** Data extracts follows **
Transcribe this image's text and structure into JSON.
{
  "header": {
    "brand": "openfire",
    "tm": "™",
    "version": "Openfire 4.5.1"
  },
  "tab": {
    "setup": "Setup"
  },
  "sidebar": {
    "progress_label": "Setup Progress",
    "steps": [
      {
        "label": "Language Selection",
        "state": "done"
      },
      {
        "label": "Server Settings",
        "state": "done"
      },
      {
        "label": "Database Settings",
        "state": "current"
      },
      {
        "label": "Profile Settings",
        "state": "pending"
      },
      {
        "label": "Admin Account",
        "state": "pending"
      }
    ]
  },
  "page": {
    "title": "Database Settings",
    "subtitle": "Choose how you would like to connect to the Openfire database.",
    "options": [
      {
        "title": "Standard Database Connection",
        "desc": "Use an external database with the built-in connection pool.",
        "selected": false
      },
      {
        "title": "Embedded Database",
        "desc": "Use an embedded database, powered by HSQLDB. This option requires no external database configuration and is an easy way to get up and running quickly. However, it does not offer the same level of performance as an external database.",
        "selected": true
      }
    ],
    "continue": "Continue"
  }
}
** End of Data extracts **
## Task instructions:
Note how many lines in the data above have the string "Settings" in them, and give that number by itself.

## Written answer:
4